Following a recent difficult situation where a friend of the deceased questioned my ethics; suggesting in heavy undertones that I had exploited a dying man by receiving payment from him; leading me initially to a private crisis of conviction but then a rallying rising push back “No, it is not unethical to offer a service and be paid for it” and “No, it is not unethical even if the person who is paying you is dying”. Rather than fold and resort to living in my leaky caravan living off the foodbank while “selflessly” devoting myself to tireless free services to the dying I think it a better idea to bring the issue of ethics and charging front and centre and have the conversation.
The recording of the RTEOL Student “Roundtable discussion” on this matter is available to all students of the course – either on facebook or it can be requested by email.
In it the point is made that “unethical” things happen in chaos. Chaos is a result of a lack of clarity and boundaries. So the clearer we can be about what it is we offer and how much we charge the better. The pathway to payment must be uncomplicated, clear and easy – for our benefit and for the client.
This requires each and every doula to have a good sit down and decide what it is we offer. Each doula will be different with various qualifications and strings to the bow. I like to think of the things that I am qualified in as the vertical warp of my tapestry – the vertical lines for me are minister/priestess, celebrant, spiritual counsellor, healer, yoga and meditation teacher – and then the role of “doula” is the horizontal weft.
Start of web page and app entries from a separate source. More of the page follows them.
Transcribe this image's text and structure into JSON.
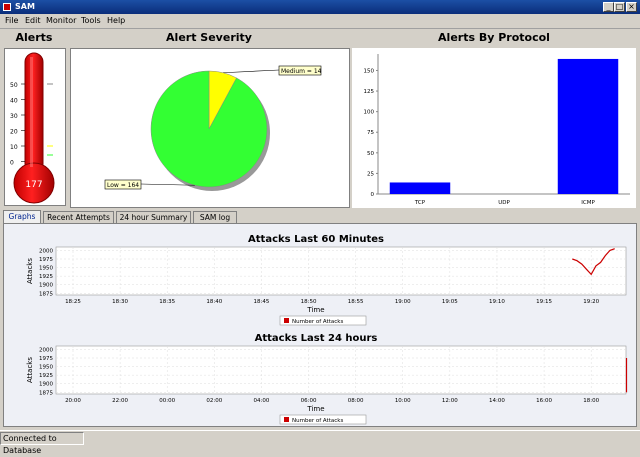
{
  "window": {
    "title": "SAM"
  },
  "menu": [
    "File",
    "Edit",
    "Monitor",
    "Tools",
    "Help"
  ],
  "alerts_panel": {
    "title": "Alerts",
    "value": "177",
    "ticks": [
      "50",
      "40",
      "30",
      "20",
      "10",
      "0"
    ]
  },
  "severity_chart": {
    "title": "Alert Severity",
    "slices": [
      {
        "label": "Medium = 14",
        "value": 14,
        "color": "#ffff00"
      },
      {
        "label": "Low = 164",
        "value": 164,
        "color": "#33ff33"
      }
    ]
  },
  "protocol_chart": {
    "title": "Alerts By Protocol",
    "y_ticks": [
      "150",
      "125",
      "100",
      "75",
      "50",
      "25",
      "0"
    ],
    "categories": [
      "TCP",
      "UDP",
      "ICMP"
    ],
    "values": [
      14,
      0,
      164
    ],
    "color": "#0000ff"
  },
  "tabs": [
    "Graphs",
    "Recent Attempts",
    "24 hour Summary",
    "SAM log"
  ],
  "chart_data": [
    {
      "type": "line",
      "title": "Attacks Last 60 Minutes",
      "xlabel": "Time",
      "ylabel": "Attacks",
      "x_ticks": [
        "18:25",
        "18:30",
        "18:35",
        "18:40",
        "18:45",
        "18:50",
        "18:55",
        "19:00",
        "19:05",
        "19:10",
        "19:15",
        "19:20"
      ],
      "y_ticks": [
        "2000",
        "1975",
        "1950",
        "1925",
        "1900",
        "1875"
      ],
      "ylim": [
        1870,
        2010
      ],
      "series": [
        {
          "name": "Number of Attacks",
          "color": "#cc0000",
          "x": [
            "19:18",
            "19:18.5",
            "19:19",
            "19:19.5",
            "19:20",
            "19:20.5",
            "19:21",
            "19:21.5",
            "19:22",
            "19:22.5"
          ],
          "values": [
            1975,
            1970,
            1960,
            1945,
            1930,
            1955,
            1965,
            1985,
            2000,
            2005
          ]
        }
      ]
    },
    {
      "type": "line",
      "title": "Attacks Last 24 hours",
      "xlabel": "Time",
      "ylabel": "Attacks",
      "x_ticks": [
        "20:00",
        "22:00",
        "00:00",
        "02:00",
        "04:00",
        "06:00",
        "08:00",
        "10:00",
        "12:00",
        "14:00",
        "16:00",
        "18:00"
      ],
      "y_ticks": [
        "2000",
        "1975",
        "1950",
        "1925",
        "1900",
        "1875"
      ],
      "ylim": [
        1870,
        2010
      ],
      "series": [
        {
          "name": "Number of Attacks",
          "color": "#cc0000",
          "x": [
            "19:30",
            "19:30"
          ],
          "values": [
            1975,
            1875
          ]
        }
      ]
    }
  ],
  "status": {
    "text": "Connected to Database"
  }
}
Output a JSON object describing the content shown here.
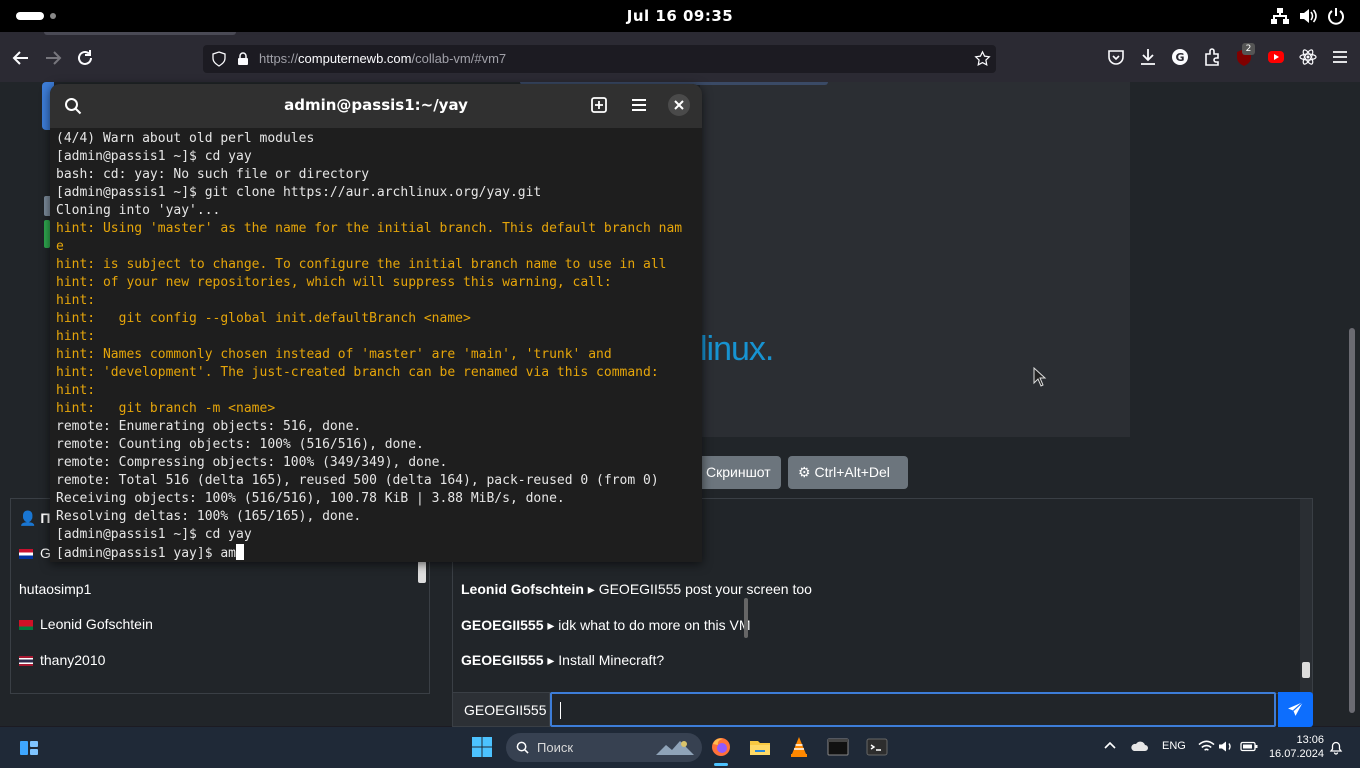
{
  "topbar": {
    "clock": "Jul 16  09:35"
  },
  "browser": {
    "url_prefix": "https://",
    "url_domain": "computernewb.com",
    "url_path": "/collab-vm/#vm7",
    "ext_badge": "2"
  },
  "vm": {
    "logo_text": "linux.",
    "buttons": {
      "screenshot": "Скриншот",
      "ctrlaltdel": "Ctrl+Alt+Del"
    }
  },
  "users": {
    "header": "По",
    "list": [
      {
        "name": "G.",
        "flag_colors": [
          "#c8102e",
          "#ffffff",
          "#0033a0"
        ]
      },
      {
        "name": "hutaosimp1",
        "flag_colors": []
      },
      {
        "name": "Leonid Gofschtein",
        "flag_colors": [
          "#ce1126",
          "#ffffff",
          "#007a3d"
        ]
      },
      {
        "name": "thany2010",
        "flag_colors": [
          "#a51931",
          "#f4f5f8",
          "#2d2a4a"
        ]
      }
    ]
  },
  "chat": {
    "messages": [
      {
        "user": "Leonid Gofschtein",
        "text": "GEOEGII555 post your screen too"
      },
      {
        "user": "GEOEGII555",
        "text": "idk what to do more on this VM"
      },
      {
        "user": "GEOEGII555",
        "text": "Install Minecraft?"
      }
    ],
    "nickname": "GEOEGII555",
    "input_value": ""
  },
  "terminal": {
    "title": "admin@passis1:~/yay",
    "lines": [
      {
        "t": "(4/4) Warn about old perl modules",
        "c": "n"
      },
      {
        "t": "[admin@passis1 ~]$ cd yay",
        "c": "n"
      },
      {
        "t": "bash: cd: yay: No such file or directory",
        "c": "n"
      },
      {
        "t": "[admin@passis1 ~]$ git clone https://aur.archlinux.org/yay.git",
        "c": "n"
      },
      {
        "t": "Cloning into 'yay'...",
        "c": "n"
      },
      {
        "t": "hint: Using 'master' as the name for the initial branch. This default branch nam",
        "c": "h"
      },
      {
        "t": "e",
        "c": "h"
      },
      {
        "t": "hint: is subject to change. To configure the initial branch name to use in all",
        "c": "h"
      },
      {
        "t": "hint: of your new repositories, which will suppress this warning, call:",
        "c": "h"
      },
      {
        "t": "hint:",
        "c": "h"
      },
      {
        "t": "hint:   git config --global init.defaultBranch <name>",
        "c": "h"
      },
      {
        "t": "hint:",
        "c": "h"
      },
      {
        "t": "hint: Names commonly chosen instead of 'master' are 'main', 'trunk' and",
        "c": "h"
      },
      {
        "t": "hint: 'development'. The just-created branch can be renamed via this command:",
        "c": "h"
      },
      {
        "t": "hint:",
        "c": "h"
      },
      {
        "t": "hint:   git branch -m <name>",
        "c": "h"
      },
      {
        "t": "remote: Enumerating objects: 516, done.",
        "c": "n"
      },
      {
        "t": "remote: Counting objects: 100% (516/516), done.",
        "c": "n"
      },
      {
        "t": "remote: Compressing objects: 100% (349/349), done.",
        "c": "n"
      },
      {
        "t": "remote: Total 516 (delta 165), reused 500 (delta 164), pack-reused 0 (from 0)",
        "c": "n"
      },
      {
        "t": "Receiving objects: 100% (516/516), 100.78 KiB | 3.88 MiB/s, done.",
        "c": "n"
      },
      {
        "t": "Resolving deltas: 100% (165/165), done.",
        "c": "n"
      },
      {
        "t": "[admin@passis1 ~]$ cd yay",
        "c": "n"
      },
      {
        "t": "[admin@passis1 yay]$ am",
        "c": "n",
        "cursor": true
      }
    ]
  },
  "taskbar": {
    "search_placeholder": "Поиск",
    "lang": "ENG",
    "time": "13:06",
    "date": "16.07.2024"
  },
  "colors": {
    "hint": "#e5a50a",
    "accent": "#0d6efd",
    "arch_blue": "#1793d1"
  }
}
The role of doula adds the depth of presence and beingness and service and heartfullness to all the other roles. A different doula might have a very different list including experience as a care assistant, be multi lingual and have a sound healing certificate and yet the “doula” word on the CV, to me, tells me that they will do everything they do with the same love and care and attention that I do. They will bring the focus of their presence to that dying woman as if she were their own mother.
This does not help our clients know what we charge! But it is helpful for us to be clear how we value what we do.
In the roundtable discussion we talked about the idea of having a very clear price card that either has an hourly rate or a package. We also talked about forming local collectives which would be the point of contact for the family and they would pay the collective and the doula work is shared. We talked about the need to take notes about what is agreed at the initial meeting and to follow it up with an email setting out the terms of engagement. Emma made the point and I agree that this helps our clients feel safe and well as protecting ourselves.
Again, from a pricing point of view everyone is going to be different based on their current life circumstances; those with time and a pension might feel they are at the stage of life where volunteering is the way to go whereas someone else may need to sustain a family home. There is no way we can have a standardised pricing policy that works for all.
I, personally, am taking up the challenge to produce my own personal pricing policy for sharing with our students… watch this space. And… may the conversations continue!